Now if you know anything about me you'll know two things: I'm a skinflint and don't like spending money if I can help it; and I am a non-conformist and if everyone is talking about something they are going to do, even if I'm desperate to do it myself, I wont just to be awkward. Hence why I have never been on a carving course and don't own a Gransfors axe or a Svante Djarv adze and don't have a copy of Swedish Carving Techniques, etc, etc. However, when I read on Peter Follonsbee's blog about the project to make a video documentary about Wille Sundqvist I fought against my nature and told myself that this is a once in a lifetime opportunity and that I would be kicking myself if I passed up the chance of getting one.
The UK stockist for the DVD is Woodsmith http://woodsmithexperience.co.uk/ so I put myself down to receive an alert once they were available and hey presto, the rest is history.

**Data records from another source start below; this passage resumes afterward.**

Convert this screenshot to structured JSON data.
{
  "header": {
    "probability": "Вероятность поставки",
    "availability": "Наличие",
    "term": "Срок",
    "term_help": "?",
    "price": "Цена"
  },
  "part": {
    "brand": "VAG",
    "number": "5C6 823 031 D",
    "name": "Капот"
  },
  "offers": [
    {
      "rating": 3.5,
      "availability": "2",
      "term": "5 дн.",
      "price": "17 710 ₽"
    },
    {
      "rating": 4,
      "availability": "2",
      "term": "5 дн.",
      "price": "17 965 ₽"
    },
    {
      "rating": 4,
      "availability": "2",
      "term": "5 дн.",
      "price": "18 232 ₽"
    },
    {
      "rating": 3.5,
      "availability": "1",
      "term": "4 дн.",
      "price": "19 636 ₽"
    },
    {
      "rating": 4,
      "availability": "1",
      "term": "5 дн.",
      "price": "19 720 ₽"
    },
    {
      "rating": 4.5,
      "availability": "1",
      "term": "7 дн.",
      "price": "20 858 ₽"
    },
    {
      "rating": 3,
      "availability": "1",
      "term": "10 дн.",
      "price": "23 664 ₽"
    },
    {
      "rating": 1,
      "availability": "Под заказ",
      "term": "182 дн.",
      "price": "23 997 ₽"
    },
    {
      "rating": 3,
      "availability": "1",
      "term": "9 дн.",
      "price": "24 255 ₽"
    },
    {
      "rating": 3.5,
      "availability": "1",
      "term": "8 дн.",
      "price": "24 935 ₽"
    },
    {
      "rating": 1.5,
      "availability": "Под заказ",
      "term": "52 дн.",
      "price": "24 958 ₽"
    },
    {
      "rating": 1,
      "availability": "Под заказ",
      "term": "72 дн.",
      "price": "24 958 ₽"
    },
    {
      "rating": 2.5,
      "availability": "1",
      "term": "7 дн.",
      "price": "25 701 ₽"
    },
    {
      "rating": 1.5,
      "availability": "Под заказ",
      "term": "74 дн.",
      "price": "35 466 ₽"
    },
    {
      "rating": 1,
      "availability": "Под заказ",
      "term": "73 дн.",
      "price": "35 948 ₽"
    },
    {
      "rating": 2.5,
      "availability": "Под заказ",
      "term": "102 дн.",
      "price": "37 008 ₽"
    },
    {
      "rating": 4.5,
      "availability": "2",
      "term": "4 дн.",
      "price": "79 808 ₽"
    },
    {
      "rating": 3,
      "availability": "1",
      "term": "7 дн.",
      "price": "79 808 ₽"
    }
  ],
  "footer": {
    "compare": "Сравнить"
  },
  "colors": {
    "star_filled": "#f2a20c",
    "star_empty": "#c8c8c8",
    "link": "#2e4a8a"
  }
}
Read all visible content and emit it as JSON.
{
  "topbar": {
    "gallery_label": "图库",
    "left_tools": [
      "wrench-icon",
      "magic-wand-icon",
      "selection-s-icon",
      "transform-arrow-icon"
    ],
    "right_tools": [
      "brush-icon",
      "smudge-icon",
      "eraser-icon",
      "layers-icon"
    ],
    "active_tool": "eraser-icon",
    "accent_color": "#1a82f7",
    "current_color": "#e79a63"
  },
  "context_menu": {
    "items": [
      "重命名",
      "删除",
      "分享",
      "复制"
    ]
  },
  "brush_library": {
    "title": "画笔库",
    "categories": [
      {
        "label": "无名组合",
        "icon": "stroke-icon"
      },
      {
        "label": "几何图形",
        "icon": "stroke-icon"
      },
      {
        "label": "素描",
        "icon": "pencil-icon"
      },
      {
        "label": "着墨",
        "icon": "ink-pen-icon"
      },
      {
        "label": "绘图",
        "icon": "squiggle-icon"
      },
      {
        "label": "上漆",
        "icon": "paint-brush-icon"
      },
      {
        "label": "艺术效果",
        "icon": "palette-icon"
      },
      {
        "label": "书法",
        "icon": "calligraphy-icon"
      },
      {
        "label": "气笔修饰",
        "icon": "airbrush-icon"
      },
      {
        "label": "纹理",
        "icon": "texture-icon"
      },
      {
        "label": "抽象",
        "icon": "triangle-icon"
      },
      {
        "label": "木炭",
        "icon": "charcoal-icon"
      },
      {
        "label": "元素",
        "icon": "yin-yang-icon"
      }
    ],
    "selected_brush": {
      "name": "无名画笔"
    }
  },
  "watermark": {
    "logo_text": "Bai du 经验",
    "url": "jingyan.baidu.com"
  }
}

I have watched it a couple of times now and have thoroughly enjoyed it each time. It is beautifully made and would make anyone want to up-sticks and move to Sweden. It covers the basic activities of carving a spoon, turning a bowl, drying, oiling, sharpening a knife, chip carving and painting.
It also tells Wille's history and back ground, and explains his theories on form, structure and aesthetics. What I loved the most, however, was a sense of there not being a set way of doing the activities - yes he has his methods and techniques, but they are not necessarily the same as those that another carver might teach. Ultimately, it's not so much the process that matters, as the result, and if the result is good, who cares how it was achieved?
|OMG! Is that really Wille Sundqvist, father of traditional Swedish woodcarving turning a bowl on a power lathe? Whatever next....finishing with sandpaper, I shouldn't wonder.|